Purchase this article with an account.
Simon J. Cropper; Colour and Motion: Masking Über Alles. Journal of Vision 2004;4(8):207. doi: https://doi.org/10.1167/4.8.207.
Download citation file:
© ARVO (1962-2015); The Authors (2016-present)

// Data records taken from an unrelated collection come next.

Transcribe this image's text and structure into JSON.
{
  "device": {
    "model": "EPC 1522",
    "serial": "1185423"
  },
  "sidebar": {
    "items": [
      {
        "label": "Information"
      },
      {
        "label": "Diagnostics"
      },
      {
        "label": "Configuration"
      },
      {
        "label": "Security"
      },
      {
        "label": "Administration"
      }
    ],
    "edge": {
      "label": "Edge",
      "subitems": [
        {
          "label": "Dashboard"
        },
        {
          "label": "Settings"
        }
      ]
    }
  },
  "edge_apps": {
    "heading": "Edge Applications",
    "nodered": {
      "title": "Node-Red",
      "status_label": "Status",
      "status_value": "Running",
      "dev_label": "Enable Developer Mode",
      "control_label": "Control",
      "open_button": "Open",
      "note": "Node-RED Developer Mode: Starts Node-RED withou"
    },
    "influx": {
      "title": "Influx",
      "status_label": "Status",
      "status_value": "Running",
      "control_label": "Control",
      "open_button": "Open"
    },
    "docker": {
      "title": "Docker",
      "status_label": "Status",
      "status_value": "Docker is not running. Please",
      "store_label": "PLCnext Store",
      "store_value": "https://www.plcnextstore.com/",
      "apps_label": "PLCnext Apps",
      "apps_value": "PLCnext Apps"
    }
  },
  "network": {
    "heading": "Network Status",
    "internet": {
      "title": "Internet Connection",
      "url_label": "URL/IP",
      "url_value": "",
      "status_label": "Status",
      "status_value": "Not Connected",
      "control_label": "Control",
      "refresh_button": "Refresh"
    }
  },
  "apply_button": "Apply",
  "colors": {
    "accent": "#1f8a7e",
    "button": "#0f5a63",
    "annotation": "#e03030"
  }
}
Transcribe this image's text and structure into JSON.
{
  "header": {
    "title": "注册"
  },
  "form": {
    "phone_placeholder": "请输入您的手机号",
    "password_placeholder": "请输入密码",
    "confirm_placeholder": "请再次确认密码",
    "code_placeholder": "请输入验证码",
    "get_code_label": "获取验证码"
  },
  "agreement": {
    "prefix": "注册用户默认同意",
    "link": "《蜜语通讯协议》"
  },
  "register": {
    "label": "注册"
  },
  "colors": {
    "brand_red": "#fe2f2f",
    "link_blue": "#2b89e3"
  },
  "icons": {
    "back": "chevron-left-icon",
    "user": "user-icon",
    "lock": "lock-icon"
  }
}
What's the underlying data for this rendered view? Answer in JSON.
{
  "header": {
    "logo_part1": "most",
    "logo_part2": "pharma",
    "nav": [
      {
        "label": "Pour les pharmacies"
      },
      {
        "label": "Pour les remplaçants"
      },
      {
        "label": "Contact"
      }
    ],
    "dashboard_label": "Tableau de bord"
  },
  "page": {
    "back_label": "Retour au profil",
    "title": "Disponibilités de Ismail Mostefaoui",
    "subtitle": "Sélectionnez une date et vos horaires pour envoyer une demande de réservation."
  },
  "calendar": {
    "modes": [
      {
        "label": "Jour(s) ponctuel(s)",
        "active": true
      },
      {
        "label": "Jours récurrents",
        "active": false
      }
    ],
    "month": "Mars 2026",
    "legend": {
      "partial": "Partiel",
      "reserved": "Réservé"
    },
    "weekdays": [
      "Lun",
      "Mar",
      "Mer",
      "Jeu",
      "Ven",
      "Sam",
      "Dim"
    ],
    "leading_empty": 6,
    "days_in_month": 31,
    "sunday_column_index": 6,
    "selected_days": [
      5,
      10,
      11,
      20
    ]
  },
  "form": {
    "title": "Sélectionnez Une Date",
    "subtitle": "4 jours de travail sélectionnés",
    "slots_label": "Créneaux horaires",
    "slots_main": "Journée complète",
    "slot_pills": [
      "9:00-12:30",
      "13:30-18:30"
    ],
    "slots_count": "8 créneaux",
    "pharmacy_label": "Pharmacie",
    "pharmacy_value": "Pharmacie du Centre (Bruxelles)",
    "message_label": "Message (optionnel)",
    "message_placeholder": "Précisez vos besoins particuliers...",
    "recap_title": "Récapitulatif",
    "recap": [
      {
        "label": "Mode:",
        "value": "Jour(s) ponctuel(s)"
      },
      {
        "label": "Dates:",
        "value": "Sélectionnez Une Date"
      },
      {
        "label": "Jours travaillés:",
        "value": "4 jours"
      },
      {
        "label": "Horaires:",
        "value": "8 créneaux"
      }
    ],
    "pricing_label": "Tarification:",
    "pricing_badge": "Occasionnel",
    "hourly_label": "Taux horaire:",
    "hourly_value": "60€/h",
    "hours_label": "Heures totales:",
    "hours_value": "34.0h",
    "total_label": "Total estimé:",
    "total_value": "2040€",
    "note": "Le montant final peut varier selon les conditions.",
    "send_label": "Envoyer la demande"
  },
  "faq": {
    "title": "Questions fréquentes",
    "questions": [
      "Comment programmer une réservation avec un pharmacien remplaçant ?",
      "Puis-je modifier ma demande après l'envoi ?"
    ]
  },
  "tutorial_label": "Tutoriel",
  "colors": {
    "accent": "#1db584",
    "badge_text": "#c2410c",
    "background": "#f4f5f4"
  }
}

The ongoing debate over the existence of a colour motion mechanism has appeared to lose its focus over the past few years. The purpose of the current study is to clarify the reasons for some differences in the published data, and to explain them in terms of a single stimulus structure in the context of the early processes of the system. Observers were required to discriminate the direction of motion of amplitude modulated (AM) gratings. The envelope and carrier of the grating moved independently, the carrier was masked by a static grating mask and, in an über-masking condition, the whole stimulus was masked with a dynamic noise mask. Each component was independently described in cardinal colour space and calibrated for subjective equiluminance using multiple methods. This sets up a stimulus structure whereby the motion of each of the first and second-order modulations were in conflict, the ‘energy’ and ‘feature’ predictions of motion direction further confounded within the stimulus, and, most importantly, explanations on the basis of artefactual signals become untenable. The spatial and temporal configuration of the test and mask were manipulated to replicate all previous data showing that evidence both for and against a chromatic motion mechanism could be generated within the same stimulus structure. When the structure and function of the retina, LGN and early cortex are considered in relation to the stimulus size, the mean luminance level of the stimulus and the mask-to-test frequency relationships, the reasons for the differences in the published data become clearer. Furthermore, strong evidence is found for a low-level motion mechanism independently sensitive to chromatic modulation; but this is only revealed under optimum conditions of size and location when all other critical factors (such as attention and rigidity) are controlled for.
The Dead Kennedys
This PDF is available to Subscribers Only